Every corporation should be required to clean up after themselves– if they complain that they can’t afford to do this, they shouldn’t be in business. Should car manufacturers pay to build roads? They’ll scream bloody murder. They’ll say that it would make cars too expensive. Well, isn’t that a thought! You mean the real cost of cars is far higher than the sticker price? How about the cost of bodily injuries caused by speeding? Maybe we should have built up the public transit services instead of the highways. Maybe we should have more trains and buses today and less Firebirds and Intrepids. Read the history of the development of our cities: this idea is not as far-fetched as you think.

Finally, no bank– including the IMF– should be allowed to loan money to any government that is not certifiably democratically elected. Why should the people of Brazil or Argentina pay for F-14 fighter jets ordered by the illegal governments that ran those countries in the 1970’s? Do you know what those jets were used for? Nothing. Do you know where the money is coming from to pay back those loans? It’s coming out of the schools and hospitals and development projects that are needed to help the average people of these countries survive.

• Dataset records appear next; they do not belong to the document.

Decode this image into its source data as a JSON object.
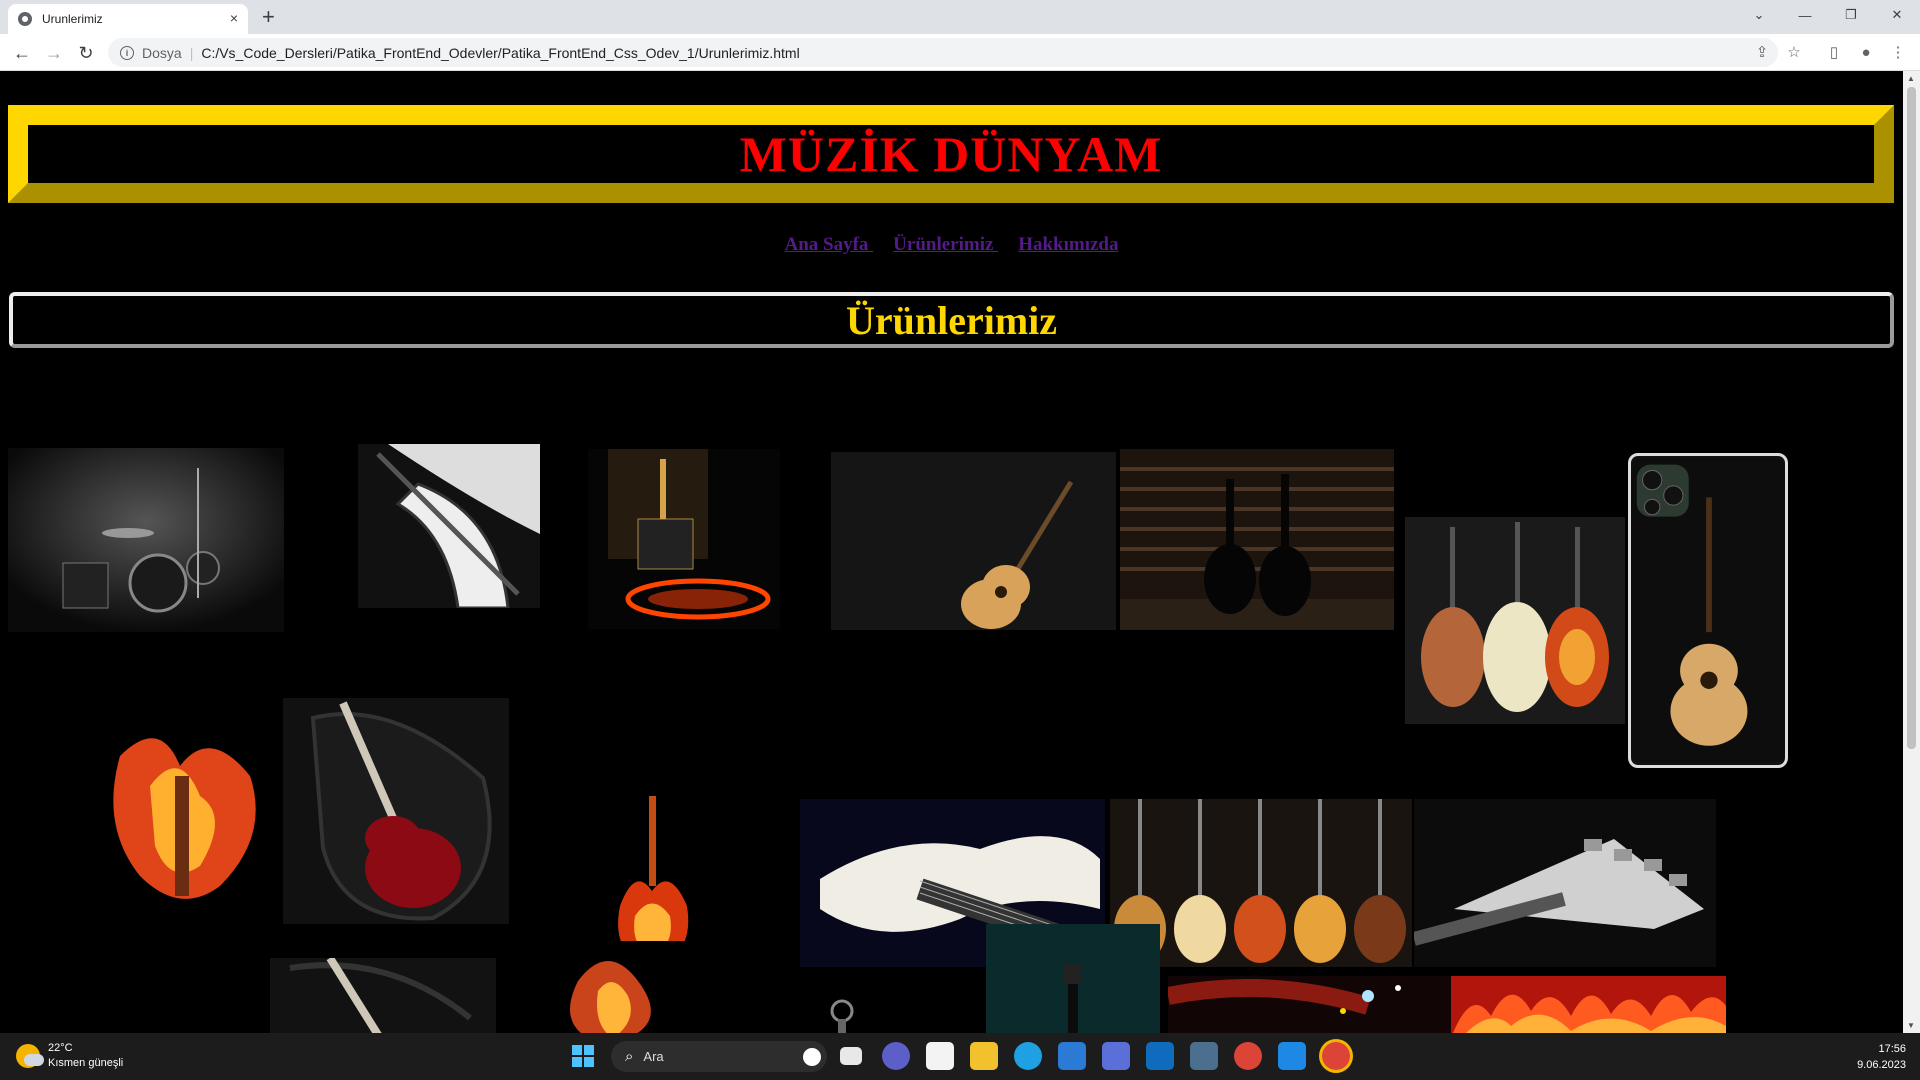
{
  "browser": {
    "tab_title": "Urunlerimiz",
    "tab_close": "×",
    "new_tab": "+",
    "address_scheme": "Dosya",
    "address_separator": "|",
    "address_url": "C:/Vs_Code_Dersleri/Patika_FrontEnd_Odevler/Patika_FrontEnd_Css_Odev_1/Urunlerimiz.html",
    "back_glyph": "←",
    "forward_glyph": "→",
    "reload_glyph": "↻",
    "info_glyph": "i",
    "share_glyph": "⇪",
    "star_glyph": "☆",
    "sidepanel_glyph": "▯",
    "profile_glyph": "●",
    "menu_glyph": "⋮",
    "tabs_dropdown_glyph": "⌄",
    "minimize_glyph": "—",
    "restore_glyph": "❐",
    "close_glyph": "✕"
  },
  "page": {
    "header_title": "MÜZİK DÜNYAM",
    "nav": [
      {
        "label": "Ana Sayfa "
      },
      {
        "label": "Ürünlerimiz "
      },
      {
        "label": "Hakkımızda"
      }
    ],
    "section_title": "Ürünlerimiz",
    "colors": {
      "header_border": "#ffd700",
      "header_text": "#ff0000",
      "nav_link": "#551a8b",
      "section_text": "#ffd700",
      "background": "#000000"
    },
    "images": [
      {
        "name": "drum-kit-stage-image"
      },
      {
        "name": "electric-guitar-closeup-image"
      },
      {
        "name": "guitar-amp-fire-image"
      },
      {
        "name": "acoustic-guitar-dark-image"
      },
      {
        "name": "guitar-silhouettes-image"
      },
      {
        "name": "three-acoustic-guitars-image"
      },
      {
        "name": "phone-case-guitar-image"
      },
      {
        "name": "flaming-guitar-headstock-image"
      },
      {
        "name": "red-guitar-in-case-image"
      },
      {
        "name": "burning-guitar-image"
      },
      {
        "name": "electric-guitar-fretboard-image"
      },
      {
        "name": "guitar-wall-display-image"
      },
      {
        "name": "silver-guitar-headstock-image"
      },
      {
        "name": "guitar-in-case-image"
      },
      {
        "name": "smoky-fire-guitar-image"
      },
      {
        "name": "dark-violin-scroll-image"
      },
      {
        "name": "teal-guitar-neck-image"
      },
      {
        "name": "guitar-sparks-image"
      },
      {
        "name": "red-flames-image"
      }
    ]
  },
  "taskbar": {
    "weather_temp": "22°C",
    "weather_desc": "Kısmen güneşli",
    "search_label": "Ara",
    "search_glyph": "⌕",
    "time": "17:56",
    "date": "9.06.2023"
  }
}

Either that, or we should learn to shut up about welfare recipients.